--- About this task ---
Look through the listing below for the string "number". Show each line where it occurs.

--- Exercise inputs ---
================
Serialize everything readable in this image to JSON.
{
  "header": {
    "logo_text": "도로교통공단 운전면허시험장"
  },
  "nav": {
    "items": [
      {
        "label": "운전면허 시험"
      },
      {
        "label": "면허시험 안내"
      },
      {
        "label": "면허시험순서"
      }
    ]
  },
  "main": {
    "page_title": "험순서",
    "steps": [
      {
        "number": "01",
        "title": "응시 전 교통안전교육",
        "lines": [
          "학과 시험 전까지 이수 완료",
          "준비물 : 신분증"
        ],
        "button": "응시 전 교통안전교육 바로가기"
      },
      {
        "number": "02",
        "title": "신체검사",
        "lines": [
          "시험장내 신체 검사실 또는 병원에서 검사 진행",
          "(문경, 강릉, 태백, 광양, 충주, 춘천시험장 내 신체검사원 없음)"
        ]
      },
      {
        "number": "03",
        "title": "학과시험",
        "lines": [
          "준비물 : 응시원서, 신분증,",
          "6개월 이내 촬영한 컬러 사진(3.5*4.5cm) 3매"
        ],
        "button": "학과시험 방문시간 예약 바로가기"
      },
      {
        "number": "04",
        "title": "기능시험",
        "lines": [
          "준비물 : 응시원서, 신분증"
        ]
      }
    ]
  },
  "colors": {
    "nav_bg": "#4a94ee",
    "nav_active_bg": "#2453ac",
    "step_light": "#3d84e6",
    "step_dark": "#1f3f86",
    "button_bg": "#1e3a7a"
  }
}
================
--- Output of the exercise ---
        "number": "01",
        "number": "02",
        "number": "03",
        "number": "04",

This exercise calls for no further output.